Prudence Brown, Marie Colombo, and Delia M. Hughes, "Foundation Readiness for Community Transformation: Learning in Real Time," Foundation Review,Winter 2009 Vol 1:1

This is true in relation to results-based accountability as well. Too often foundations or other investors hold grantees to agreed-upon targets but the grantees bear the full weight of accountability. When foundations understand themselves as investors in these targets, they own the results within their own governance accountability systems and are more cognizant of how they are fully implicated in whether results are achieved. Grantees may still not perform or environmental conditions may change, but foundations are unable to simply blame others for things going wrong. Their actions or non actions on behalf of these results are a key part of the story.

This new kind of self awareness and accountability are also needed in the realm of learning and mistakes. We tend to celebrate the language of "make new mistakes" without an equal appetite for surfacing these mistakes and being accountable for them--at least in the short run. This kind of accountability is admittedly difficult for all kinds of organizations -- but it is especially important for foundations who have a mission to improve knowledge and capacity.

The short message for foundations is that if you are going to require new behaviors grantees and other partners, then you should be a role model in demonstrating them.

Tuesday, February 16, 2010

War Failure

[B]y just about any measure, his war was on the verge of failure. The strategy of winning an enduring peace had failed. The strategy of defeating terrorism had failed. The strategy of spreading democracy throughout the Middle East had failed. The strategy of at least bringing democracy to Iraq had failed."

David Finkel, The Good Soldiers

Did the surge turn things around? Much of the failure literature is about war, including the distinction between constructive and non constructive failures put forth by Eliot Cohen and John Gooch in Military Misfortunes: The Anatomy of Failure in War. The failures of war are certainly harder to hide -- although we have witnessed many creative measures taken to disguise failure in plain sight. And, arguably ,the military wants to learn from mistakes, although fighting today's war with the lessons from the past seems to be a common affliction.

I like the constructive/non constructive failure distinction despite its either/or quality that sometimes misrepresents our fuzzier reality. It also represents a kind of bureaucratic and ethical distancing from the underlying truth that war is a bad thing that seldom wins the peace.

Friday, February 12, 2010

Failure Talk

"But when was the last time you saw failure worked into any assessment rubric or logic model?

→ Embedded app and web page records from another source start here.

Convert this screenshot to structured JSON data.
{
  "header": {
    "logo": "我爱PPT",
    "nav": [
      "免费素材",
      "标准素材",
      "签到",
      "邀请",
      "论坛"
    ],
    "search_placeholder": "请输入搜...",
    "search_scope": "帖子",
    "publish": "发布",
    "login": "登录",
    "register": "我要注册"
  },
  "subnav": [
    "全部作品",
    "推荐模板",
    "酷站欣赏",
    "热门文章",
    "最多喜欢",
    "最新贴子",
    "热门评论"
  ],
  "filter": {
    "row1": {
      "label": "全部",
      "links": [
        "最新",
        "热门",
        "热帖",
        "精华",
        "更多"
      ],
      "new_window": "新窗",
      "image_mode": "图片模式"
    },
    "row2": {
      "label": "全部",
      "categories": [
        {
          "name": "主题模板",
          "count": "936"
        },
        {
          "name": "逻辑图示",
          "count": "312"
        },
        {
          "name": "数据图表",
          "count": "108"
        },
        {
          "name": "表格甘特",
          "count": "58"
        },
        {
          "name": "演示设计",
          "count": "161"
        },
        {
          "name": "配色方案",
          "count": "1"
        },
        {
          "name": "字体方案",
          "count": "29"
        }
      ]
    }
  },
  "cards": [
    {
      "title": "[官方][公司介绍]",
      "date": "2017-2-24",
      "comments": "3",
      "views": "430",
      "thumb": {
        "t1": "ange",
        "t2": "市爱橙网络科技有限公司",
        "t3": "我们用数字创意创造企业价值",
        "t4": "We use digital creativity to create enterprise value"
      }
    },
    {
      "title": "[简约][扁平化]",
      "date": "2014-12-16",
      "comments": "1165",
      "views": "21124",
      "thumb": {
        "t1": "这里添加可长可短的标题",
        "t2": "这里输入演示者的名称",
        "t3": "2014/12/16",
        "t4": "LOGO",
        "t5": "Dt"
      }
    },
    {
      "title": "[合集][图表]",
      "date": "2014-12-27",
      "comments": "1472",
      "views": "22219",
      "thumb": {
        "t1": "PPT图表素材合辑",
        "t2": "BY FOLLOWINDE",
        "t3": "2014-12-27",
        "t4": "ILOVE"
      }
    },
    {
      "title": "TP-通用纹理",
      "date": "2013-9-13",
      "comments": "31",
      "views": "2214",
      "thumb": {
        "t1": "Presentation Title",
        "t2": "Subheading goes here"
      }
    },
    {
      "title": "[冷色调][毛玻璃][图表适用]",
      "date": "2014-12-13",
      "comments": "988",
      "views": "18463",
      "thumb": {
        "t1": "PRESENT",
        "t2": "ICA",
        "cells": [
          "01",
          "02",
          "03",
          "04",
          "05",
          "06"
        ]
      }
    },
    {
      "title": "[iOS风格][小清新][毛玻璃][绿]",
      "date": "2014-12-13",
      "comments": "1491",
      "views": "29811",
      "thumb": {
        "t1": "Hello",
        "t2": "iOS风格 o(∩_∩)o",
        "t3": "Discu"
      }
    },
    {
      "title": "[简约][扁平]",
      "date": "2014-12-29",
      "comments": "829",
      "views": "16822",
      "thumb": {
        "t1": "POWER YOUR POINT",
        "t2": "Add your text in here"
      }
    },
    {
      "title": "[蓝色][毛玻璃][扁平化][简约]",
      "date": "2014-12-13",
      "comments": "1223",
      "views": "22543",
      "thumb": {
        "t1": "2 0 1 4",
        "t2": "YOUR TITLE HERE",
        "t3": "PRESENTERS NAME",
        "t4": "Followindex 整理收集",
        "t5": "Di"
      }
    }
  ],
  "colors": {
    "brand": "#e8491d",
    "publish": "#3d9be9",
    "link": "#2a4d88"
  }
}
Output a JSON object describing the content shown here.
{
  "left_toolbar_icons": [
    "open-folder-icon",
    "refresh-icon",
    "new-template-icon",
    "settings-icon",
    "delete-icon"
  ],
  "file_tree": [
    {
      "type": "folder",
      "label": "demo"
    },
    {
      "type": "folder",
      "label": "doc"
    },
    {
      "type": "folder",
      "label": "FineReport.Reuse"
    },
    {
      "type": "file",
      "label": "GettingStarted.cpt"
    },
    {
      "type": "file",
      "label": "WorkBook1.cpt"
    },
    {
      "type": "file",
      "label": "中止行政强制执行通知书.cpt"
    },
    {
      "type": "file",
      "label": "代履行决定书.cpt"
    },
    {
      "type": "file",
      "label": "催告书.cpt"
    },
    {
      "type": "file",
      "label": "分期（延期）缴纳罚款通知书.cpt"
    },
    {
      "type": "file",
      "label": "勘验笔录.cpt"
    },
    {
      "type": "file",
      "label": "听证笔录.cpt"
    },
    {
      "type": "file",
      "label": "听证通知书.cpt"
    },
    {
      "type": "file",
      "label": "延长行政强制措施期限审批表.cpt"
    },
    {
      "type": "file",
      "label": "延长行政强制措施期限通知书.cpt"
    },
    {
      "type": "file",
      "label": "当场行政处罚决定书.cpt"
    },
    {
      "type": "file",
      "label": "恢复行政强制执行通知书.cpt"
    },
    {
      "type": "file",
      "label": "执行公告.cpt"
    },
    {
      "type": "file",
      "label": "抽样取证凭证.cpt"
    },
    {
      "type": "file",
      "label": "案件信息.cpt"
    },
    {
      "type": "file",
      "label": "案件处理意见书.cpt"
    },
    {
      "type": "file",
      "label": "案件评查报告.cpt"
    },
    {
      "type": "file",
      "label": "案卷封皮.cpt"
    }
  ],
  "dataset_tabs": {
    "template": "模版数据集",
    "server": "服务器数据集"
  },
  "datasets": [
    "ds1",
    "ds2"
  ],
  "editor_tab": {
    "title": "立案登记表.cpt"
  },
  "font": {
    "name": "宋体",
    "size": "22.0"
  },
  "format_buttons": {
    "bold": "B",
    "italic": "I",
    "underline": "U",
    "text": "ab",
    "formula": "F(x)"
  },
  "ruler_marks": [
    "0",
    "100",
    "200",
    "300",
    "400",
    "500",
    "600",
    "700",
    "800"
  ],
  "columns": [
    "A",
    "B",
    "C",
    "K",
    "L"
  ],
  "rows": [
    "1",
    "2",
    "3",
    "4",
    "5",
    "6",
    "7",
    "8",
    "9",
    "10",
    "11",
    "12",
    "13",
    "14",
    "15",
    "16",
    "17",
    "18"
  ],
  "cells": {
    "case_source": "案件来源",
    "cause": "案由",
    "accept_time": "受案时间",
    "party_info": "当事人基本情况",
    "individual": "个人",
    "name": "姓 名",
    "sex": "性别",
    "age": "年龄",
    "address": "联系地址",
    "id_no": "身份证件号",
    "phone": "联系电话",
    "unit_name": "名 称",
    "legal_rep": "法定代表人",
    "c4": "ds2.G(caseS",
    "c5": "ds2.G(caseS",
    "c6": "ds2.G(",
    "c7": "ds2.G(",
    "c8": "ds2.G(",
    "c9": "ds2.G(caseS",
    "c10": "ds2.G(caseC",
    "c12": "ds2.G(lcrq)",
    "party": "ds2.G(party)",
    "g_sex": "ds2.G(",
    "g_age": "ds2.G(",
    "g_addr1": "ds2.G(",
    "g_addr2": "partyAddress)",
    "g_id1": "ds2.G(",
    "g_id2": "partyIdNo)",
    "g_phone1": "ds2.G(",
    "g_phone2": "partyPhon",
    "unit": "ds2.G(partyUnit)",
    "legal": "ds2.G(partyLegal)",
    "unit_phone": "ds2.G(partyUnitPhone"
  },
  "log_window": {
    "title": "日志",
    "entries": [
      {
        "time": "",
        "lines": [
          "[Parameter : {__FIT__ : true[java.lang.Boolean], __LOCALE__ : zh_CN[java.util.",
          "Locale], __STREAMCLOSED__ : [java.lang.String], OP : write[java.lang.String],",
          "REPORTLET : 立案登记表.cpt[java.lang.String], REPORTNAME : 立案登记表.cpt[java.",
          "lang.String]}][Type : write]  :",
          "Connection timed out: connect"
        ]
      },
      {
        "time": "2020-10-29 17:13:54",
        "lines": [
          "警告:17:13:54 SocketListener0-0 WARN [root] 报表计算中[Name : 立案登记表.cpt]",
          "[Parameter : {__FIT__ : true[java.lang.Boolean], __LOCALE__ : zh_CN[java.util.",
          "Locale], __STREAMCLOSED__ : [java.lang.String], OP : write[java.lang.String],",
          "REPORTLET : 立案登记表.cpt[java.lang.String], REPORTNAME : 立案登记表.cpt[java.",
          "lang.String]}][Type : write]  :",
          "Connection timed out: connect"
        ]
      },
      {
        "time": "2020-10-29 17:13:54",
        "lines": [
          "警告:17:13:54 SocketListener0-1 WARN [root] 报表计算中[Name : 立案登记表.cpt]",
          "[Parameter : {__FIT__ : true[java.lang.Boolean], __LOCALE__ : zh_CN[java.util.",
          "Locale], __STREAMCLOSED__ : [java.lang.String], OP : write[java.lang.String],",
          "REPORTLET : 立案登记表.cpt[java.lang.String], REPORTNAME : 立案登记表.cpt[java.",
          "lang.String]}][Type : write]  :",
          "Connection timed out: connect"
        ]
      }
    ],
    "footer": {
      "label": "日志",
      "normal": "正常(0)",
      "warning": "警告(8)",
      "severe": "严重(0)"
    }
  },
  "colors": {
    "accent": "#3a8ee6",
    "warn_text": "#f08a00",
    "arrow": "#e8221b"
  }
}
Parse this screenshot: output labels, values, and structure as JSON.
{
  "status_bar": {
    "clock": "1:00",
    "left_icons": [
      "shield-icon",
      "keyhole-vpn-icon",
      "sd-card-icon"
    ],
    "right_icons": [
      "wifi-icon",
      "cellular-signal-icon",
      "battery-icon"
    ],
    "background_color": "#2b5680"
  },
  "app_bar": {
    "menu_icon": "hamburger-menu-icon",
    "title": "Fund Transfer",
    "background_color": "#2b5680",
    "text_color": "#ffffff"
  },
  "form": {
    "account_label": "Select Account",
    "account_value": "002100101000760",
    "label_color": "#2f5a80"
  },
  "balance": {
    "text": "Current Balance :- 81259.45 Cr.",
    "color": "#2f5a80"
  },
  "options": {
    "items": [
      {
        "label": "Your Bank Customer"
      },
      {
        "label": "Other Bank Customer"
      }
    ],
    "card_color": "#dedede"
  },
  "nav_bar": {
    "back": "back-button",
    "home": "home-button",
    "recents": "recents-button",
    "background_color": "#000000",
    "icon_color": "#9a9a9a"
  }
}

Maybe, just maybe, we should be holding ourselves accountable for failing as much as for succeeding! Now that would signal intrepid philanthropy..."

Sally Osberg, "Failure Anyone?" Intrepid Philanthropist, December 9, 2009

What would "holding ourselves accountable for failure" look like? Transparency is certainly a first step. But think of when we begin to share our successes, usually at the stage of looking good, showing promise, or pointing in the right direction. The big evaluation is icing on the cake. That approach wouldn't work for many failures in philanthropy, although efforts with a double bottom line are likely to show problems earlier and in more forceful terms. If we are lucky, mid-course corrections are a time, at least for ourselves and partners, to acknowledge what hasn't been working and to make adjustments. For many failures, however, we sometimes need for the dust to clear before we can talk failure. Unfortunately, by that time many of us are on to new things.

Two other problems are becoming clear to me after collecting a number of failure stories. First, the dividing line of success and failure is not always so clear: many initiatives contain both and success and failure evolve over time. Second, the distinction between constructive and non-constructive failure is useful but harder to pin down than you might think. Most cases are hybrids. And non-constructive failure raises basic questions about good design, implementation, management, and investment. Our standards for feasibility, risk-taking, design and management are not as high as they should be.